The required result is one figure, the count of lines below with the string "true" in them.
Materials provided: Begin
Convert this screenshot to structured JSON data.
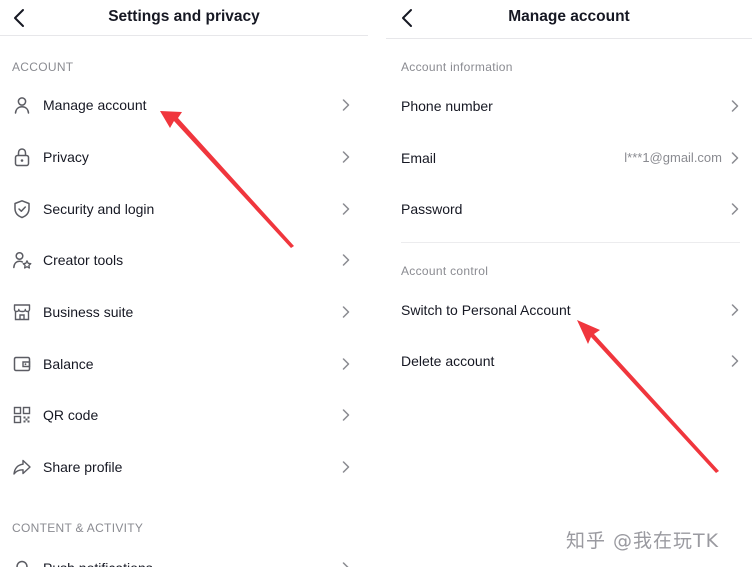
{
  "left_screen": {
    "title": "Settings and privacy",
    "sections": [
      {
        "label": "ACCOUNT",
        "items": [
          {
            "label": "Manage account",
            "icon": "person-icon"
          },
          {
            "label": "Privacy",
            "icon": "lock-icon"
          },
          {
            "label": "Security and login",
            "icon": "shield-icon"
          },
          {
            "label": "Creator tools",
            "icon": "creator-star-icon"
          },
          {
            "label": "Business suite",
            "icon": "storefront-icon"
          },
          {
            "label": "Balance",
            "icon": "wallet-icon"
          },
          {
            "label": "QR code",
            "icon": "qr-code-icon"
          },
          {
            "label": "Share profile",
            "icon": "share-arrow-icon"
          }
        ]
      },
      {
        "label": "CONTENT & ACTIVITY",
        "items": [
          {
            "label": "Push notifications",
            "icon": "bell-icon"
          }
        ]
      }
    ]
  },
  "right_screen": {
    "title": "Manage account",
    "sections": [
      {
        "label": "Account information",
        "items": [
          {
            "label": "Phone number",
            "value": ""
          },
          {
            "label": "Email",
            "value": "l***1@gmail.com"
          },
          {
            "label": "Password",
            "value": ""
          }
        ]
      },
      {
        "label": "Account control",
        "items": [
          {
            "label": "Switch to Personal Account",
            "value": ""
          },
          {
            "label": "Delete account",
            "value": ""
          }
        ]
      }
    ]
  },
  "watermark": "知乎 @我在玩TK",
  "colors": {
    "arrow": "#f0363d",
    "text_primary": "#161823",
    "text_secondary": "#8a8b91",
    "divider": "#e7e7ea",
    "icon": "#5b5c63"
  }
}
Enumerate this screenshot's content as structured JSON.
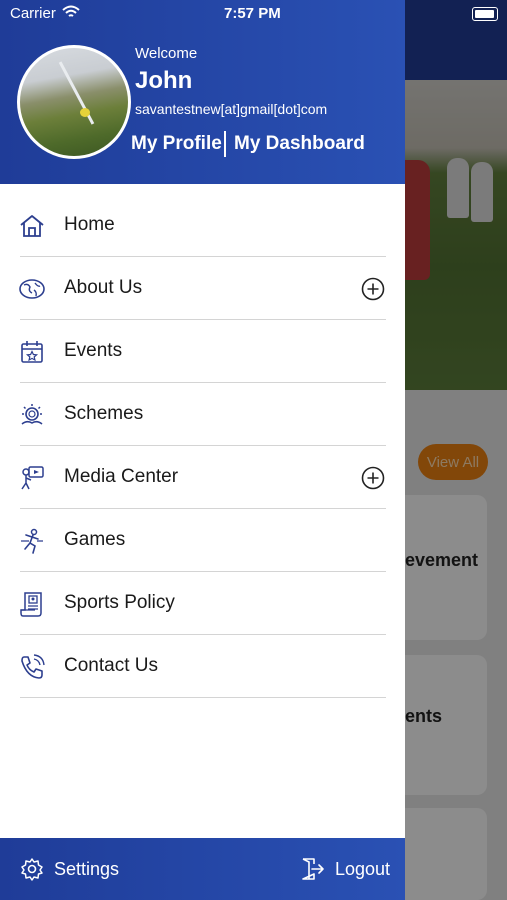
{
  "status_bar": {
    "carrier": "Carrier",
    "time": "7:57 PM"
  },
  "drawer": {
    "header": {
      "welcome": "Welcome",
      "username": "John",
      "email": "savantestnew[at]gmail[dot]com",
      "my_profile": "My Profile",
      "my_dashboard": "My Dashboard"
    },
    "menu": [
      {
        "label": "Home",
        "icon": "home-icon",
        "expandable": false
      },
      {
        "label": "About Us",
        "icon": "globe-icon",
        "expandable": true
      },
      {
        "label": "Events",
        "icon": "calendar-star-icon",
        "expandable": false
      },
      {
        "label": "Schemes",
        "icon": "award-icon",
        "expandable": false
      },
      {
        "label": "Media Center",
        "icon": "media-icon",
        "expandable": true
      },
      {
        "label": "Games",
        "icon": "athlete-icon",
        "expandable": false
      },
      {
        "label": "Sports Policy",
        "icon": "policy-document-icon",
        "expandable": false
      },
      {
        "label": "Contact Us",
        "icon": "phone-icon",
        "expandable": false
      }
    ],
    "footer": {
      "settings": "Settings",
      "logout": "Logout"
    }
  },
  "background": {
    "view_all": "View All",
    "card1_partial_title": "evement",
    "card2_partial_title": "ents"
  },
  "colors": {
    "brand_blue": "#2447a8",
    "accent_orange": "#e07a10",
    "icon_blue": "#2d3f8f"
  }
}
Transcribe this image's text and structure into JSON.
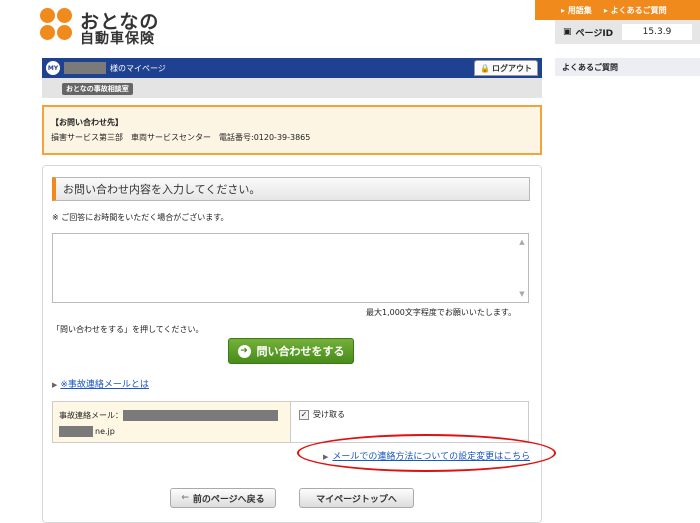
{
  "logo": {
    "line1": "おとなの",
    "line2": "自動車保険"
  },
  "toplinks": {
    "glossary": "用語集",
    "faq": "よくあるご質問"
  },
  "page_id": {
    "label": "ページID",
    "value": "15.3.9"
  },
  "side": {
    "faq_title": "よくあるご質問"
  },
  "mypage_bar": {
    "my_badge": "MY",
    "title": "様のマイページ",
    "logout": "ログアウト"
  },
  "subbar": {
    "tag": "おとなの事故相談室"
  },
  "contact": {
    "heading": "【お問い合わせ先】",
    "detail": "損害サービス第三部　車両サービスセンター　電話番号:0120-39-3865"
  },
  "form": {
    "heading": "お問い合わせ内容を入力してください。",
    "note": "※ ご回答にお時間をいただく場合がございます。",
    "textarea_value": "",
    "limit": "最大1,000文字程度でお願いいたします。",
    "press_instruction": "「問い合わせをする」を押してください。",
    "submit_label": "問い合わせをする"
  },
  "accident_link": "※事故連絡メールとは",
  "mail": {
    "label": "事故連絡メール：",
    "domain": "ne.jp",
    "receive_label": "受け取る",
    "receive_checked": true
  },
  "settings_link": "メールでの連絡方法についての設定変更はこちら",
  "nav": {
    "back": "前のページへ戻る",
    "top": "マイページトップへ"
  },
  "colors": {
    "accent": "#f08a1c",
    "navy": "#1e4290",
    "submit": "#478c1a",
    "highlight": "#e01010"
  }
}
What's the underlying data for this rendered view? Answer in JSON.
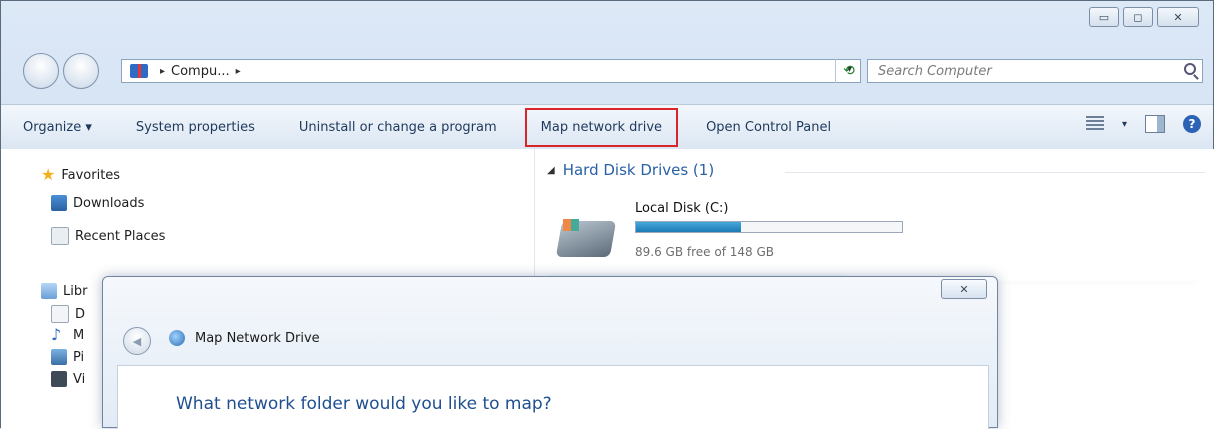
{
  "window": {
    "caption_buttons": {
      "minimize": "▭",
      "maximize": "◻",
      "close": "✕"
    }
  },
  "address_bar": {
    "breadcrumb_label": "Compu...",
    "refresh_icon": "refresh-arrows-icon",
    "search_placeholder": "Search Computer"
  },
  "toolbar": {
    "items": [
      {
        "label": "Organize ▾"
      },
      {
        "label": "System properties"
      },
      {
        "label": "Uninstall or change a program"
      },
      {
        "label": "Map network drive",
        "highlighted": true
      },
      {
        "label": "Open Control Panel"
      }
    ],
    "highlight_color": "#d9252a"
  },
  "nav_pane": {
    "favorites": {
      "label": "Favorites",
      "items": [
        {
          "label": "Downloads"
        },
        {
          "label": "Recent Places"
        }
      ]
    },
    "libraries_partial": {
      "label": "Libr",
      "items": [
        "D",
        "M",
        "Pi",
        "Vi"
      ]
    }
  },
  "main": {
    "group_title": "Hard Disk Drives (1)",
    "drive": {
      "name": "Local Disk (C:)",
      "free_text": "89.6 GB free of 148 GB",
      "used_fraction": 0.395
    }
  },
  "dialog": {
    "title": "Map Network Drive",
    "close_glyph": "✕",
    "question": "What network folder would you like to map?"
  },
  "colors": {
    "accent": "#2a61a5",
    "drive_bar": "#1b7ab5"
  }
}
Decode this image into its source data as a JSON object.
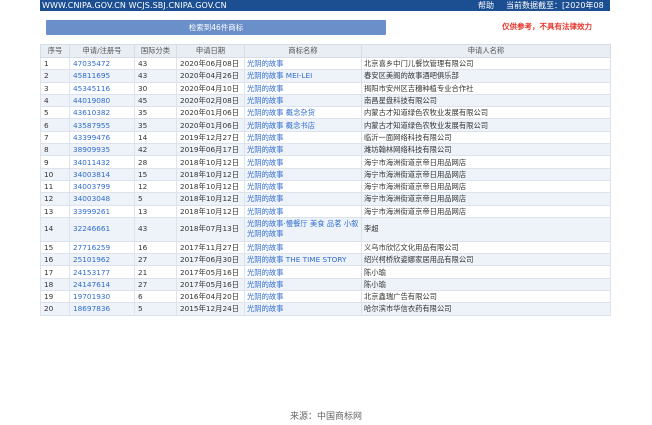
{
  "topbar": {
    "domains": "WWW.CNIPA.GOV.CN WCJS.SBJ.CNIPA.GOV.CN",
    "help": "帮助",
    "db_date": "当前数据截至：[2020年08月30日]"
  },
  "search": {
    "result_label": "检索到46件商标",
    "disclaimer": "仅供参考，不具有法律效力"
  },
  "table": {
    "headers": [
      "序号",
      "申请/注册号",
      "国际分类",
      "申请日期",
      "商标名称",
      "申请人名称"
    ],
    "rows": [
      {
        "no": "1",
        "reg": "47035472",
        "cls": "43",
        "date": "2020年06月08日",
        "name": "光阴的故事",
        "app": "北京喜乡中门儿餐饮管理有限公司"
      },
      {
        "no": "2",
        "reg": "45811695",
        "cls": "43",
        "date": "2020年04月26日",
        "name": "光阴的故事 MEI-LEI",
        "app": "春安区美阁的故事酒吧俱乐部"
      },
      {
        "no": "3",
        "reg": "45345116",
        "cls": "30",
        "date": "2020年04月10日",
        "name": "光阴的故事",
        "app": "揭阳市安州区吉穗种植专业合作社"
      },
      {
        "no": "4",
        "reg": "44019080",
        "cls": "45",
        "date": "2020年02月08日",
        "name": "光阴的故事",
        "app": "南昌星盘科技有限公司"
      },
      {
        "no": "5",
        "reg": "43610382",
        "cls": "35",
        "date": "2020年01月06日",
        "name": "光阴的故事 概念杂货",
        "app": "内蒙古才知道绿色农牧业发展有限公司"
      },
      {
        "no": "6",
        "reg": "43587955",
        "cls": "35",
        "date": "2020年01月06日",
        "name": "光阴的故事 概念书店",
        "app": "内蒙古才知道绿色农牧业发展有限公司"
      },
      {
        "no": "7",
        "reg": "43399476",
        "cls": "14",
        "date": "2019年12月27日",
        "name": "光阴的故事",
        "app": "临沂一面网络科技有限公司"
      },
      {
        "no": "8",
        "reg": "38909935",
        "cls": "42",
        "date": "2019年06月17日",
        "name": "光阴的故事",
        "app": "潍坊翰林网络科技有限公司"
      },
      {
        "no": "9",
        "reg": "34011432",
        "cls": "28",
        "date": "2018年10月12日",
        "name": "光阴的故事",
        "app": "海宁市海洲街道京帝日用品网店"
      },
      {
        "no": "10",
        "reg": "34003814",
        "cls": "15",
        "date": "2018年10月12日",
        "name": "光阴的故事",
        "app": "海宁市海洲街道京帝日用品网店"
      },
      {
        "no": "11",
        "reg": "34003799",
        "cls": "12",
        "date": "2018年10月12日",
        "name": "光阴的故事",
        "app": "海宁市海洲街道京帝日用品网店"
      },
      {
        "no": "12",
        "reg": "34003048",
        "cls": "5",
        "date": "2018年10月12日",
        "name": "光阴的故事",
        "app": "海宁市海洲街道京帝日用品网店"
      },
      {
        "no": "13",
        "reg": "33999261",
        "cls": "13",
        "date": "2018年10月12日",
        "name": "光阴的故事",
        "app": "海宁市海洲街道京帝日用品网店"
      },
      {
        "no": "14",
        "reg": "32246661",
        "cls": "43",
        "date": "2018年07月13日",
        "name": "光阴的故事·慢餐厅 美食 品茗 小叙 光阴的故事",
        "app": "李超"
      },
      {
        "no": "15",
        "reg": "27716259",
        "cls": "16",
        "date": "2017年11月27日",
        "name": "光阴的故事",
        "app": "义乌市欣忆文化用品有限公司"
      },
      {
        "no": "16",
        "reg": "25101962",
        "cls": "27",
        "date": "2017年06月30日",
        "name": "光阴的故事 THE TIME STORY",
        "app": "绍兴柯桥欣姿娜家居用品有限公司"
      },
      {
        "no": "17",
        "reg": "24153177",
        "cls": "21",
        "date": "2017年05月16日",
        "name": "光阴的故事",
        "app": "陈小瑜"
      },
      {
        "no": "18",
        "reg": "24147614",
        "cls": "27",
        "date": "2017年05月16日",
        "name": "光阴的故事",
        "app": "陈小瑜"
      },
      {
        "no": "19",
        "reg": "19701930",
        "cls": "6",
        "date": "2016年04月20日",
        "name": "光阴的故事",
        "app": "北京鑫瑞广告有限公司"
      },
      {
        "no": "20",
        "reg": "18697836",
        "cls": "5",
        "date": "2015年12月24日",
        "name": "光阴的故事",
        "app": "哈尔滨市华信衣药有限公司"
      }
    ]
  },
  "footer": {
    "source": "来源：中国商标网"
  }
}
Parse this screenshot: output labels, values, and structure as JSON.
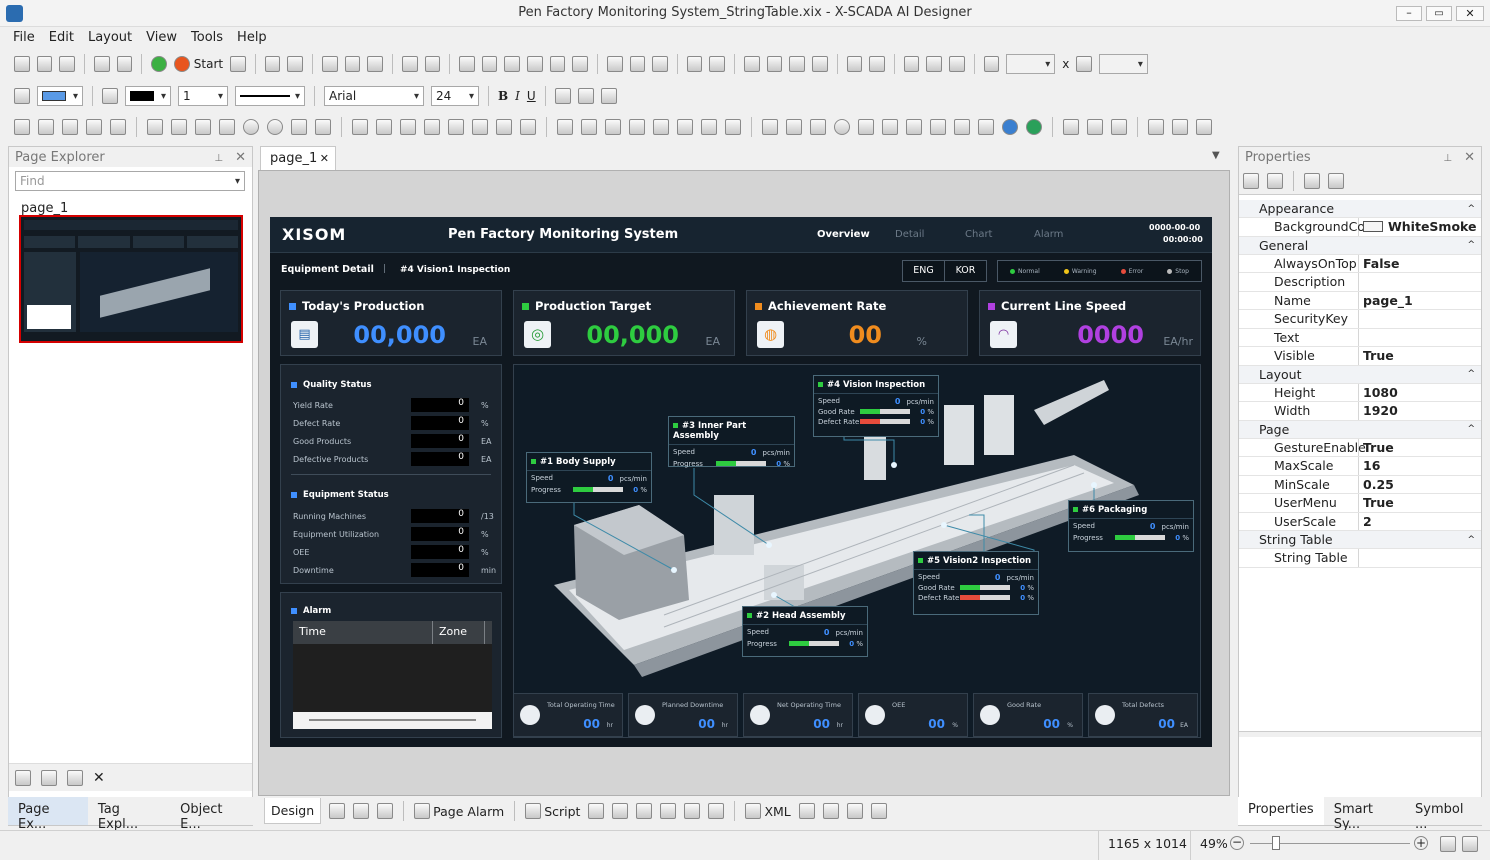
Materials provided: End
#### Output
4